**MATERIAL TO PROCESS**
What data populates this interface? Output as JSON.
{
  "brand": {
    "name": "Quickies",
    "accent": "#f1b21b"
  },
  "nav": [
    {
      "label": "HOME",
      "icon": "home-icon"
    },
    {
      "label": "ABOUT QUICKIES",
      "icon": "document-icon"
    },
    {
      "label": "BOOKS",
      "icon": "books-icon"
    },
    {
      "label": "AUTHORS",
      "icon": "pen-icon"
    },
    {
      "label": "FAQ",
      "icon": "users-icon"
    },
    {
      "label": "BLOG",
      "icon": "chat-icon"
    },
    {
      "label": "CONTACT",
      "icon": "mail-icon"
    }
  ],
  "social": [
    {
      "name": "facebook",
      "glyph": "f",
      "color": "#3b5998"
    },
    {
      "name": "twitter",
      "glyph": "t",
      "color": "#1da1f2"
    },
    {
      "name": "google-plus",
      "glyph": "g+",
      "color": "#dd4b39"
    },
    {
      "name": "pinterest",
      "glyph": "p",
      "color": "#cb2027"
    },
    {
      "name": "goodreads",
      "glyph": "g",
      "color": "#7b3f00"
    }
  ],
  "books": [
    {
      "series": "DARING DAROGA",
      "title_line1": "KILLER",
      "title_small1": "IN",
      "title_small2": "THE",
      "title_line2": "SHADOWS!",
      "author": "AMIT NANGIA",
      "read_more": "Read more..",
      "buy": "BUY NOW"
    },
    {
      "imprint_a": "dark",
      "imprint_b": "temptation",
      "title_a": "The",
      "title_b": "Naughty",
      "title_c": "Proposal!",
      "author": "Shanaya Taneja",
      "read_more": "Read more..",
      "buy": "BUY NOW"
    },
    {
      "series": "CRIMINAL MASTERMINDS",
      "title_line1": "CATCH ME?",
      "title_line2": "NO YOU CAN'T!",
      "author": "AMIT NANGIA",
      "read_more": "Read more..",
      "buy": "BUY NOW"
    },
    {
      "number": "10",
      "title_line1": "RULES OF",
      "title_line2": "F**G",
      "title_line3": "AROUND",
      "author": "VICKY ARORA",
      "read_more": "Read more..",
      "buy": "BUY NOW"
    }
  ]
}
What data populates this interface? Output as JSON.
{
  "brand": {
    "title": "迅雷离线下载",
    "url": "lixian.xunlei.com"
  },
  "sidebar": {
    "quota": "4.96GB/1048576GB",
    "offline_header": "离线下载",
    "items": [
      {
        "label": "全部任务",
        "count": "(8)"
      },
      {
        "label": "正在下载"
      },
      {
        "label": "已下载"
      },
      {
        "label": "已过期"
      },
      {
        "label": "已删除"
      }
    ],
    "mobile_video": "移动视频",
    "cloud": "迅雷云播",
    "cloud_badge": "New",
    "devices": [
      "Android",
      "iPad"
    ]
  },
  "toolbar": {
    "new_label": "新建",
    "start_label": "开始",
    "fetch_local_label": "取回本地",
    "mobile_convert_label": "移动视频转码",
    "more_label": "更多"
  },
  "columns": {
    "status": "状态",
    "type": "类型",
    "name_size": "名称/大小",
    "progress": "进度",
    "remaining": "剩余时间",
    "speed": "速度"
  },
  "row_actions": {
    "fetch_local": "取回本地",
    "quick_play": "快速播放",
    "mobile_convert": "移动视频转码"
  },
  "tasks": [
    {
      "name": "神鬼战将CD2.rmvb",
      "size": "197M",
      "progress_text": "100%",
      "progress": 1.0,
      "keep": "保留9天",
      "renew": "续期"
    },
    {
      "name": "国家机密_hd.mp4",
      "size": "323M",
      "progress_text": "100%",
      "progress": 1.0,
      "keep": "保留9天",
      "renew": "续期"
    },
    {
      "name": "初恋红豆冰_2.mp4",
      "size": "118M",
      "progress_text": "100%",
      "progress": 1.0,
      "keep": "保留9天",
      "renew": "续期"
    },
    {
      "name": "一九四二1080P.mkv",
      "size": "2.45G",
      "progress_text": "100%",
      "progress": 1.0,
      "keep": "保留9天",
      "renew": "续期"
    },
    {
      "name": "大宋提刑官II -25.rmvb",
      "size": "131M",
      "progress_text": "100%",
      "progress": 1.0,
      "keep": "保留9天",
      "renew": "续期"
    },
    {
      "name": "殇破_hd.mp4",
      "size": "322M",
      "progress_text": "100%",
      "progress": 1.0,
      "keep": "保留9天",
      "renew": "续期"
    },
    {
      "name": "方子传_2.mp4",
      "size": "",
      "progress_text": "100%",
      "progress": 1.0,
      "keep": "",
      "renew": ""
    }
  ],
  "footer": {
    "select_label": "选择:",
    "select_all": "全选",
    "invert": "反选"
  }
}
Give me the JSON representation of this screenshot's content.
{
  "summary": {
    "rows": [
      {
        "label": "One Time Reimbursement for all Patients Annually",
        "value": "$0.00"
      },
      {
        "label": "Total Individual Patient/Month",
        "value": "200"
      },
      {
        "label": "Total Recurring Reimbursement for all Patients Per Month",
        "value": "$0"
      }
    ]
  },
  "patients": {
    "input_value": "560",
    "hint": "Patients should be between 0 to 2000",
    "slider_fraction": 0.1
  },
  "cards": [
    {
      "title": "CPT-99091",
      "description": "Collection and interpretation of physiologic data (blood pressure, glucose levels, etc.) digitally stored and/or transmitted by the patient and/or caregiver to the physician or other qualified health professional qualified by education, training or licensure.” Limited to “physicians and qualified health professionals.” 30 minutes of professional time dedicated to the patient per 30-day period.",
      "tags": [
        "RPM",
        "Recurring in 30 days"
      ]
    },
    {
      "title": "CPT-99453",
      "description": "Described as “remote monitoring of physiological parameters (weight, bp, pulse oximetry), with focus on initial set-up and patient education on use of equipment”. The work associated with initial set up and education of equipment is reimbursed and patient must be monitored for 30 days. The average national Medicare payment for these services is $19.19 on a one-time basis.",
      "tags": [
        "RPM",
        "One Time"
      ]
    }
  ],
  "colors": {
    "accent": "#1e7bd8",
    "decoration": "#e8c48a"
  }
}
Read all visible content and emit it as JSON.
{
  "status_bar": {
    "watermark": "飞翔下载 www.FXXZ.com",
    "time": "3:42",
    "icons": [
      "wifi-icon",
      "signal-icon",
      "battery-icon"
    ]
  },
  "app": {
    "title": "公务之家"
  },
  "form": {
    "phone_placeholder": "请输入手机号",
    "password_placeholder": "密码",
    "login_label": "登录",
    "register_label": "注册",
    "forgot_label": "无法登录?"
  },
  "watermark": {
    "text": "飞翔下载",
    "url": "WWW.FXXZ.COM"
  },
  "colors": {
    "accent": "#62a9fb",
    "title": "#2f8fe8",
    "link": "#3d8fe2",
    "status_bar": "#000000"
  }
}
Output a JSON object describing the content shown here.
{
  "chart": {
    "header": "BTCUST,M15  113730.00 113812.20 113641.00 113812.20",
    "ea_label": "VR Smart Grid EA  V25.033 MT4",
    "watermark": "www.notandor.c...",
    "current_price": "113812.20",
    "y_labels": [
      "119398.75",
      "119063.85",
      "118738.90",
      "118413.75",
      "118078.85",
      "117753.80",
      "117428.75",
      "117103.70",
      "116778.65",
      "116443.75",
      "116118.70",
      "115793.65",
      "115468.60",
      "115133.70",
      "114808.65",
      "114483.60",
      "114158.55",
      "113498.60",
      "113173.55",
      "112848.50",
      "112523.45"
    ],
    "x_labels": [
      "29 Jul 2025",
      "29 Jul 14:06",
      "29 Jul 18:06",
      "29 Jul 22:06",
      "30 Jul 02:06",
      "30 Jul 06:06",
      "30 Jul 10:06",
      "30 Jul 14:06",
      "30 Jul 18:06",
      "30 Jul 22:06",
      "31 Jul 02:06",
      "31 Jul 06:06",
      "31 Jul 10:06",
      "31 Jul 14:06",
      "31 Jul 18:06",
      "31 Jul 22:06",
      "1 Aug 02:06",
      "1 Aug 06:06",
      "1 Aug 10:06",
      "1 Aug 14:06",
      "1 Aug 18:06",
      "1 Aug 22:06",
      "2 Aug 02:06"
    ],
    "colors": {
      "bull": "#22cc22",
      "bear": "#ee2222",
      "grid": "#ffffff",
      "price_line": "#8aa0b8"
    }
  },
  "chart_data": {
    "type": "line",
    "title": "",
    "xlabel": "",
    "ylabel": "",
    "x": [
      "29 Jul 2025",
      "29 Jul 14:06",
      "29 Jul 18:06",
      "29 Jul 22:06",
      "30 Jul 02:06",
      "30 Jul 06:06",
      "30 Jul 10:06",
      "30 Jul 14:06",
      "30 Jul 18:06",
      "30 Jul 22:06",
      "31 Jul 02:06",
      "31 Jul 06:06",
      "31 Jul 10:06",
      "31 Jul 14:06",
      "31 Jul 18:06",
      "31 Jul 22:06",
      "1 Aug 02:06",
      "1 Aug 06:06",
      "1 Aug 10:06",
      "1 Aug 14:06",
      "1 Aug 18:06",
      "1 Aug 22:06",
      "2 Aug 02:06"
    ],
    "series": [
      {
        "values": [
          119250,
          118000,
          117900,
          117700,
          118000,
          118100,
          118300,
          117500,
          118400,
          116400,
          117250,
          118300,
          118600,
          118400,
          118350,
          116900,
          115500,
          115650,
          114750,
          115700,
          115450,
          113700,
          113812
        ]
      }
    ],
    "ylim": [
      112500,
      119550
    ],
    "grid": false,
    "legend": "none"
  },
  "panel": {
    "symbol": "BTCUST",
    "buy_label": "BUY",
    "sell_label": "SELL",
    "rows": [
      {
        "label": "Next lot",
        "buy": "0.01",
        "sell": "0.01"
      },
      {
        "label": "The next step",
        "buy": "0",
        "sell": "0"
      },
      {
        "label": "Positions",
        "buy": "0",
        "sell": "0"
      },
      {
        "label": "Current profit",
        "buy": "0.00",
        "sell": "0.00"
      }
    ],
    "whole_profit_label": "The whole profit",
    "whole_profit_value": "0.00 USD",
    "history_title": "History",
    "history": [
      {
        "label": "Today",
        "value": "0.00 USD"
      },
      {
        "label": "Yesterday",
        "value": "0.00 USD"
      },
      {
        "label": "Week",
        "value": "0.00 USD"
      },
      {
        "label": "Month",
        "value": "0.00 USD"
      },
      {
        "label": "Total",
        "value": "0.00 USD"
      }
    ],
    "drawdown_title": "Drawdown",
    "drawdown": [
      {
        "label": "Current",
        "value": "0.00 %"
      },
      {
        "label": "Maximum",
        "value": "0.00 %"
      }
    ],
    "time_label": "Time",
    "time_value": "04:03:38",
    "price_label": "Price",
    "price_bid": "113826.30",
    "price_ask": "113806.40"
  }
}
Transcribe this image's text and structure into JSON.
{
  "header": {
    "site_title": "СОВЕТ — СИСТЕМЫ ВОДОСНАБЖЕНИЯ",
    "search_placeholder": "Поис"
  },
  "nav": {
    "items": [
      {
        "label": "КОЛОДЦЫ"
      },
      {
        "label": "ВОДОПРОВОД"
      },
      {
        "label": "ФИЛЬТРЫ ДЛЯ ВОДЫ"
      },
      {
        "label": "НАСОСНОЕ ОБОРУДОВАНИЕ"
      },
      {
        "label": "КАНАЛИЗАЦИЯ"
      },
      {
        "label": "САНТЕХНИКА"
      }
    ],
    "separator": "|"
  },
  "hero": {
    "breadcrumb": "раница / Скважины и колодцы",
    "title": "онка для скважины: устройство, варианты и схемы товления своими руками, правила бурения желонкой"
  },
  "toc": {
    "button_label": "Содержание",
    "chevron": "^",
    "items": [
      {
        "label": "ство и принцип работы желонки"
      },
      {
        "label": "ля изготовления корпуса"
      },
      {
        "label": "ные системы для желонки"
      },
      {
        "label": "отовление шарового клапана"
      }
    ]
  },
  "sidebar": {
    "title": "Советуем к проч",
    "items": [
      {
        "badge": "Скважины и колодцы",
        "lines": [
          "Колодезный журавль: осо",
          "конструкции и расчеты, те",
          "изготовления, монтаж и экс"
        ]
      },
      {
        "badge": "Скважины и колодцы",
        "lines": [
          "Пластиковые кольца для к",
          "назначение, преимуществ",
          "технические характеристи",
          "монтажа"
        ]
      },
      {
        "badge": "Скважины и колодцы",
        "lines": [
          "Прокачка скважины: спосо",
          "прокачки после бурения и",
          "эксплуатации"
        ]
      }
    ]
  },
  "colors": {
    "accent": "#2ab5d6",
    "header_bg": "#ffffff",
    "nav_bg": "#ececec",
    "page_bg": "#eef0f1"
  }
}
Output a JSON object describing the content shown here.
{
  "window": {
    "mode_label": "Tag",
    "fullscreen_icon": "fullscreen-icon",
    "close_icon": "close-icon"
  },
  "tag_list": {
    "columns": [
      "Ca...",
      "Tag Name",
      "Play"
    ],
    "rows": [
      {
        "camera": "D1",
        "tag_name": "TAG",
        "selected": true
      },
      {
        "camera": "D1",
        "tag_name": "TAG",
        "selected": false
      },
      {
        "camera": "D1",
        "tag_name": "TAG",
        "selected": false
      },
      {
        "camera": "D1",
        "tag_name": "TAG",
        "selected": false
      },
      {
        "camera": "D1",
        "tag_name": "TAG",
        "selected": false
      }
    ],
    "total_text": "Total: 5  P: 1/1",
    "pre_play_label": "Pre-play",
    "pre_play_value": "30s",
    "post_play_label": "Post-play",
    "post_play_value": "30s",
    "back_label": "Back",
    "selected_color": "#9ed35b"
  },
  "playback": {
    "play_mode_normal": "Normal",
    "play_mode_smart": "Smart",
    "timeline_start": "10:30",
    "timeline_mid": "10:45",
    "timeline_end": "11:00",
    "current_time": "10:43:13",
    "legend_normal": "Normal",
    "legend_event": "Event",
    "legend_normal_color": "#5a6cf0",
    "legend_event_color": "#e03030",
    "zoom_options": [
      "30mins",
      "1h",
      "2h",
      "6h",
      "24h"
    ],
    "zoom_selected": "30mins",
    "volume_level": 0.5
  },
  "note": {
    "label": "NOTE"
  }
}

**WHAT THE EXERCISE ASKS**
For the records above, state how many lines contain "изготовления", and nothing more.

**SOLUTION BELOW**
2